The first time you try anything, you should not be able to feel guilty.  I am able to feel guilty about certain things when just imagining them… and then feeling guilty that I even imagined it.  This then puts me in a crappy mood and I give up all efforts to be a better version of myself.

Sometimes it would be good to fall sleep with the guiltless calm of a dog or a cat.  A deer watches another deer being caught by lions without dwelling on the idea: “it could be me.”

Accident or Benefit?

I wonder whether guilt and anxiety are evolutionary advantages or they are accidents that came with the enlarged frontal cortex?  Our ability to imagine the future and plan how we will meet challenges is no doubt a powerful survival advantage.  The agonising feelings of anxiety, of low self worth, of being “bad”, of guilt – do they help?  Maybe they help us survive, but they do not help us thrive.

With my daughter, I don’t try to tell her to not feel the anxiety or the guilt.  What she feels is real.  I loved a conversation she had with a wise 11 year old.  My daughter asked “what is the worst thing that has ever happened to you?”  The older girl replied “I don’t find that a good thing to think about…  I prefer to ask what is the best thing that has happened.”  The older girl has a great imagination but has learnt to direct her imagination towards the positive.  It doesn’t mean that she ignores reality, but it does mean that she doesn’t wallow in the negative feelings of what could go wrong.

Life can be scary and bad things do happen.  We cannot pretend that this is not the case.

We can cultivate the belief that we are resourceful and when we face challenges we will do the best that we can do – but we don’t have to spend our hours, days and years preparing for every horrific potential scenario.

Are you a parent who has seen a child face anxieties and feelings of guilt?  How have you helped them deal with these uncomfortable feelings?

 

Creative Indifference

DSCN3223
My daughter checking the roses in my parent’s garden

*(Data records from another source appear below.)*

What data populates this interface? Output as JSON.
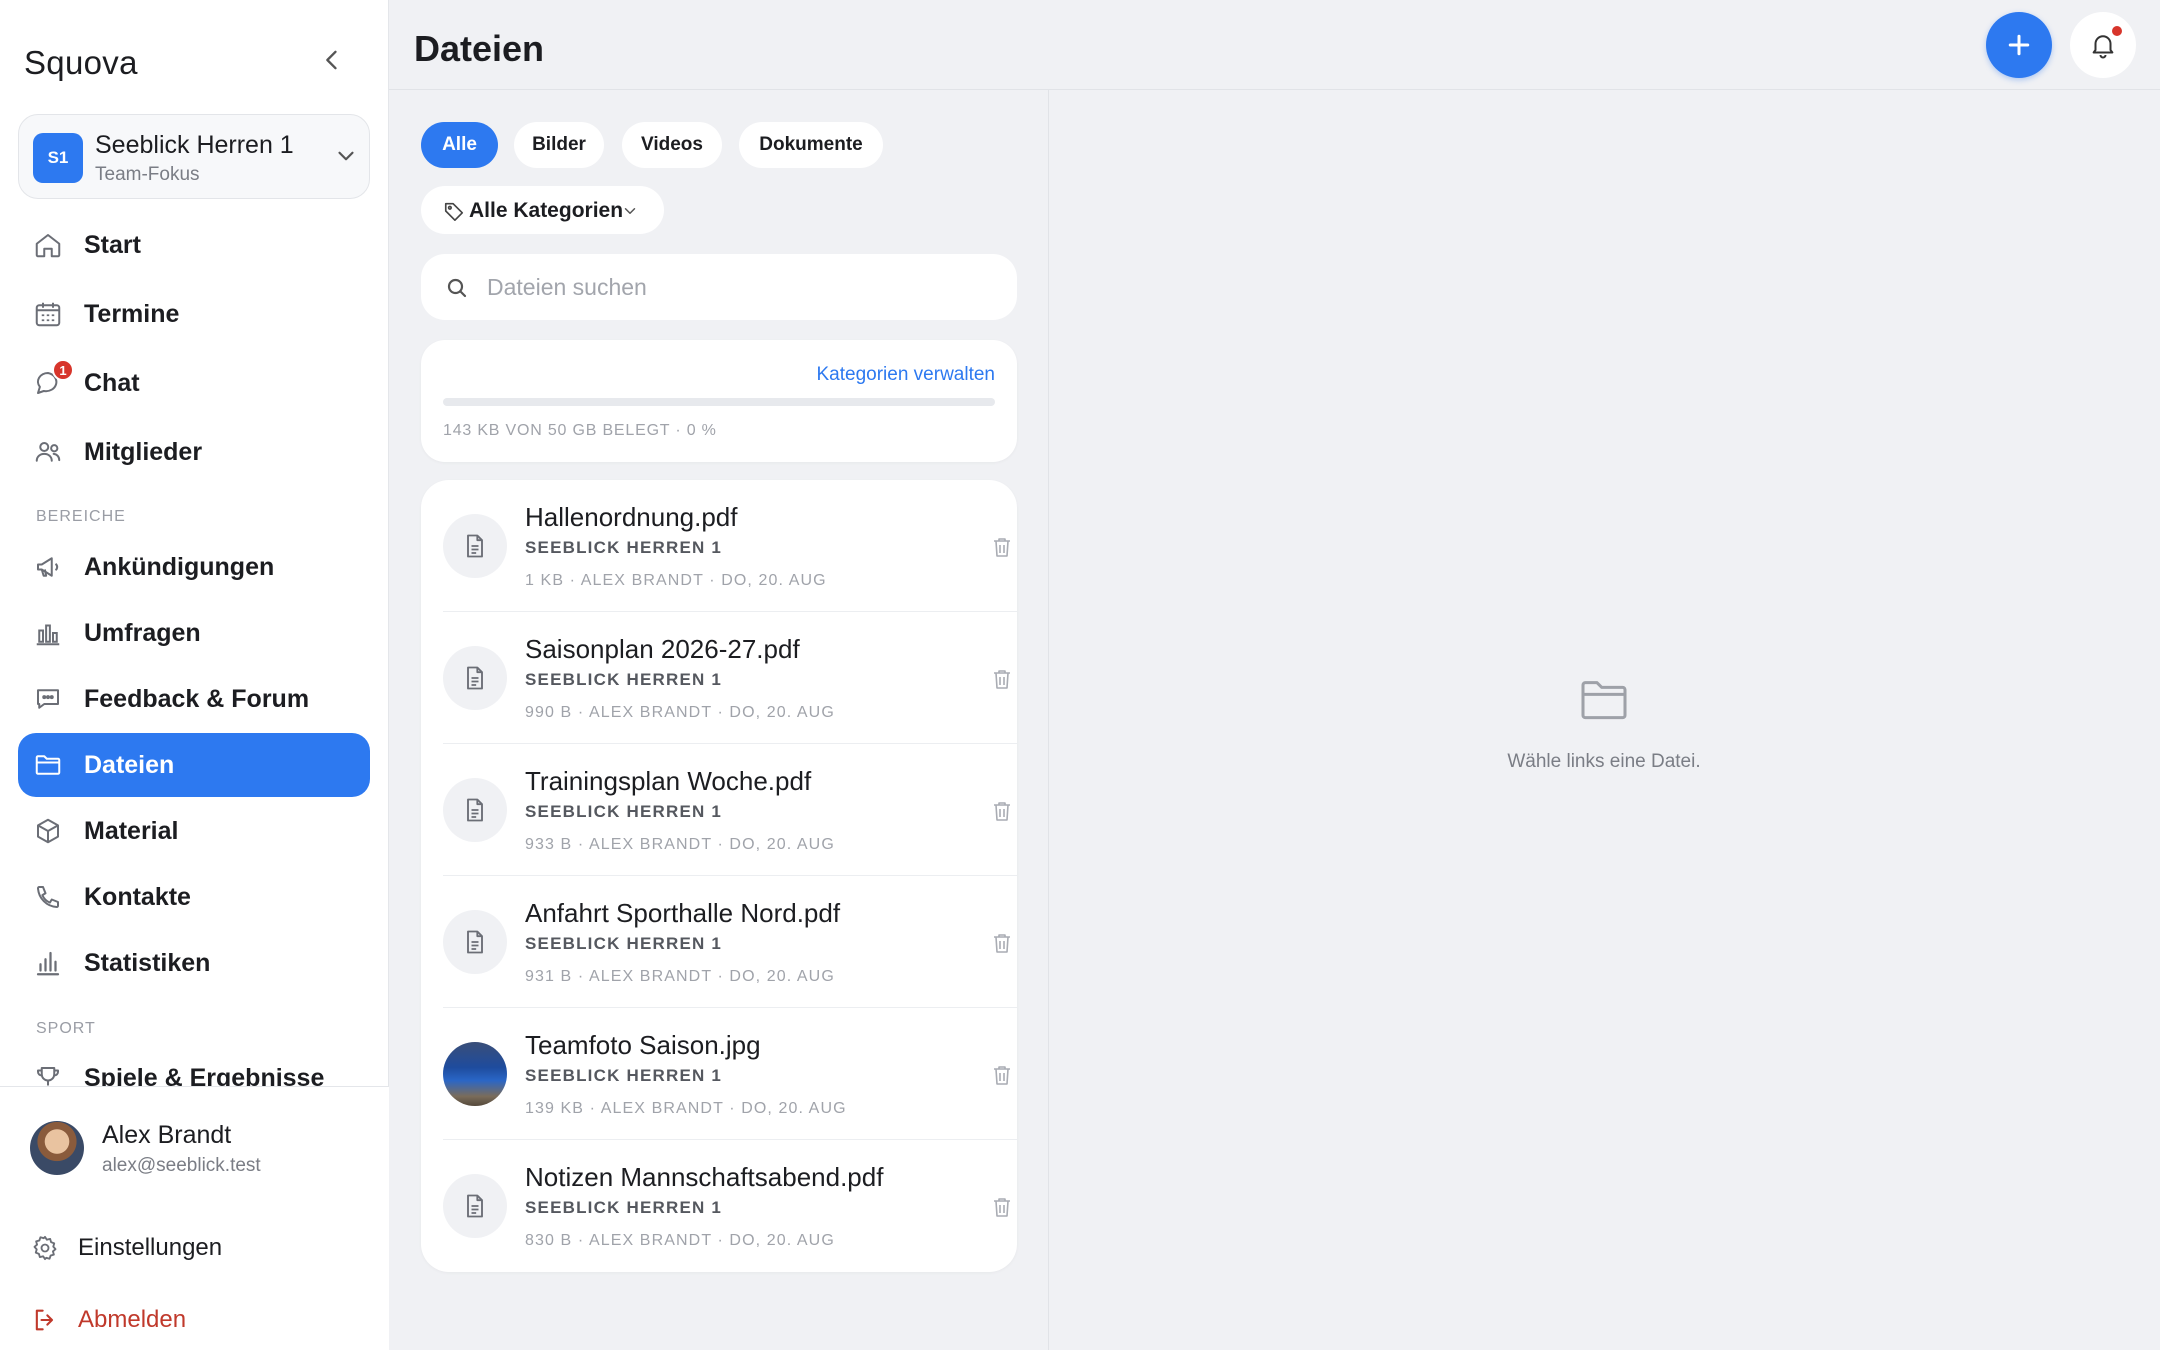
{
  "app": {
    "brand": "Squova"
  },
  "team": {
    "initials": "S1",
    "name": "Seeblick Herren 1",
    "subtitle": "Team-Fokus"
  },
  "nav": {
    "main": [
      {
        "label": "Start",
        "icon": "home-icon"
      },
      {
        "label": "Termine",
        "icon": "calendar-icon"
      },
      {
        "label": "Chat",
        "icon": "chat-icon",
        "badge": "1"
      },
      {
        "label": "Mitglieder",
        "icon": "members-icon"
      }
    ],
    "section_bereiche": "BEREICHE",
    "bereiche": [
      {
        "label": "Ankündigungen",
        "icon": "megaphone-icon"
      },
      {
        "label": "Umfragen",
        "icon": "poll-chart-icon"
      },
      {
        "label": "Feedback & Forum",
        "icon": "forum-icon"
      },
      {
        "label": "Dateien",
        "icon": "folder-icon",
        "active": true
      },
      {
        "label": "Material",
        "icon": "box-icon"
      },
      {
        "label": "Kontakte",
        "icon": "phone-icon"
      },
      {
        "label": "Statistiken",
        "icon": "stats-icon"
      }
    ],
    "section_sport": "SPORT",
    "sport": [
      {
        "label": "Spiele & Ergebnisse",
        "icon": "trophy-icon"
      }
    ]
  },
  "user": {
    "name": "Alex Brandt",
    "email": "alex@seeblick.test"
  },
  "bottom": {
    "settings": "Einstellungen",
    "logout": "Abmelden"
  },
  "header": {
    "title": "Dateien"
  },
  "filters": {
    "chips": [
      "Alle",
      "Bilder",
      "Videos",
      "Dokumente"
    ],
    "active_chip": "Alle",
    "category": "Alle Kategorien"
  },
  "search": {
    "placeholder": "Dateien suchen"
  },
  "storage": {
    "manage_label": "Kategorien verwalten",
    "info": "143 KB VON 50 GB BELEGT · 0 %",
    "used_percent": 0
  },
  "files": [
    {
      "name": "Hallenordnung.pdf",
      "team": "SEEBLICK HERREN 1",
      "meta": "1 KB · ALEX BRANDT · DO, 20. AUG",
      "type": "document"
    },
    {
      "name": "Saisonplan 2026-27.pdf",
      "team": "SEEBLICK HERREN 1",
      "meta": "990 B · ALEX BRANDT · DO, 20. AUG",
      "type": "document"
    },
    {
      "name": "Trainingsplan Woche.pdf",
      "team": "SEEBLICK HERREN 1",
      "meta": "933 B · ALEX BRANDT · DO, 20. AUG",
      "type": "document"
    },
    {
      "name": "Anfahrt Sporthalle Nord.pdf",
      "team": "SEEBLICK HERREN 1",
      "meta": "931 B · ALEX BRANDT · DO, 20. AUG",
      "type": "document"
    },
    {
      "name": "Teamfoto Saison.jpg",
      "team": "SEEBLICK HERREN 1",
      "meta": "139 KB · ALEX BRANDT · DO, 20. AUG",
      "type": "image"
    },
    {
      "name": "Notizen Mannschaftsabend.pdf",
      "team": "SEEBLICK HERREN 1",
      "meta": "830 B · ALEX BRANDT · DO, 20. AUG",
      "type": "document"
    }
  ],
  "empty_state": {
    "text": "Wähle links eine Datei."
  },
  "colors": {
    "accent": "#2d79f0",
    "danger": "#c0392b",
    "badge": "#d7352b"
  }
}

A good gardener creates the conditions for growth of a garden, but cannot force the flowers to grow in an exact way.  The good gardener creates the conditions and accepts what arises.

The bad gardener fights what arises.  The bad gardener hacks and chops and fights against the natural growth of nature.

The good gardener changes the conditions and different plant shapes and varieties arise.

In each case the attitude of the gardener is “Interesting!  I wouldn’t have expected that.”  Creative indifference as a gardener is a deep curiosity, and an openness to delight in the million and one ways that nature can arise.

Good Teaching as Good Gardening

I want to teach more as a gardener than as a sculptor.

Up to now I often find that I am trying to remake a participant into my image of what she could be – I am metaphorically hacking off bits of stone and adding bits of paint.

A good gardener allows the plant to grow in its own unique way.  Nature is difference.  Nature is no straight lines, no leaf exactly like any other leaf, no flower exactly like any other flower.

I want to focus more on creating the conditions for growth in the classroom, during the breaks, during the lunches… that would allow the participants to grow in their own individual way – and have less fixed ideas about how each individual will use those conditions.  I want to be willing to allow the person to become who he is to become, rather than my ideal of what he could be.

I came across a wonderful series of explanation videos on youtube this morning (sometimes random internet clicking has its benefits!).  Kurz Gesagt, a Munich based design studio founded by Philipp Dettmer & Stephan Rether in 2013 creates 5 minute animated explanations on some of the most complex topics there are.  Here are 4 of my favourites – on Iraq & ISIS, on Banking, on Fracking and on Time itself!

Iraq Explained — ISIS, Syria and War

Banking Explained – Money and Credit

Fracking explained: opportunity or danger

On Time

Watch More Great Explanations

These videos are all produced by the design studio Kurz Gesagt and take up to 200 hours each to create.  You can subscribe to their youtube channel here